[App and web page records]
_ _ _ _
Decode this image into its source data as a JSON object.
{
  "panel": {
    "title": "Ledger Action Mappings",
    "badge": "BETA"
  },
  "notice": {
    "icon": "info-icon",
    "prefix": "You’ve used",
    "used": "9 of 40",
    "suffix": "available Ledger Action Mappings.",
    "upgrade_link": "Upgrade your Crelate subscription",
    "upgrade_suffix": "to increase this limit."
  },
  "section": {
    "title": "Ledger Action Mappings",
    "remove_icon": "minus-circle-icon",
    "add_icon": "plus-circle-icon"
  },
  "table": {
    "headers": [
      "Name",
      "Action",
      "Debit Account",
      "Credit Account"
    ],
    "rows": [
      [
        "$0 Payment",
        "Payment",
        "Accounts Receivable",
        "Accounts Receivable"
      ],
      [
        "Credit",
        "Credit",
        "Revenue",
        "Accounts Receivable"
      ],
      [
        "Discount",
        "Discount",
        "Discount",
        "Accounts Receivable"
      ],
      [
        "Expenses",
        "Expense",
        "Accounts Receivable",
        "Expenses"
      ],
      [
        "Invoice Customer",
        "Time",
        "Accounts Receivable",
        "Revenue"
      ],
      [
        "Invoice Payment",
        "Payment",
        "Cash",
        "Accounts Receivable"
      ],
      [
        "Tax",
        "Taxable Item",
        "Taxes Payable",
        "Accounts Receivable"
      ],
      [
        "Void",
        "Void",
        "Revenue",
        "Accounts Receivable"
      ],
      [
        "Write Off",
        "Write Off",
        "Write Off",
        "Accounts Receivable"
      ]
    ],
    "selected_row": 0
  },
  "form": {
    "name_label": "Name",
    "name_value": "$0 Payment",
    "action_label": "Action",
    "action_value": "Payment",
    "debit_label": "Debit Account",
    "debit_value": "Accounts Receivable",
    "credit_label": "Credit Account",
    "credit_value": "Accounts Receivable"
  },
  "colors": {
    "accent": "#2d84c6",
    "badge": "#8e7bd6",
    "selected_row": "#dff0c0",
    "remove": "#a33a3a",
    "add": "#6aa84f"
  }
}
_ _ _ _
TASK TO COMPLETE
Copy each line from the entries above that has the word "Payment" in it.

TASK OUTPUT
        "$0 Payment",
        "Payment",
        "Invoice Payment",
        "Payment",
    "name_value": "$0 Payment",
    "action_value": "Payment",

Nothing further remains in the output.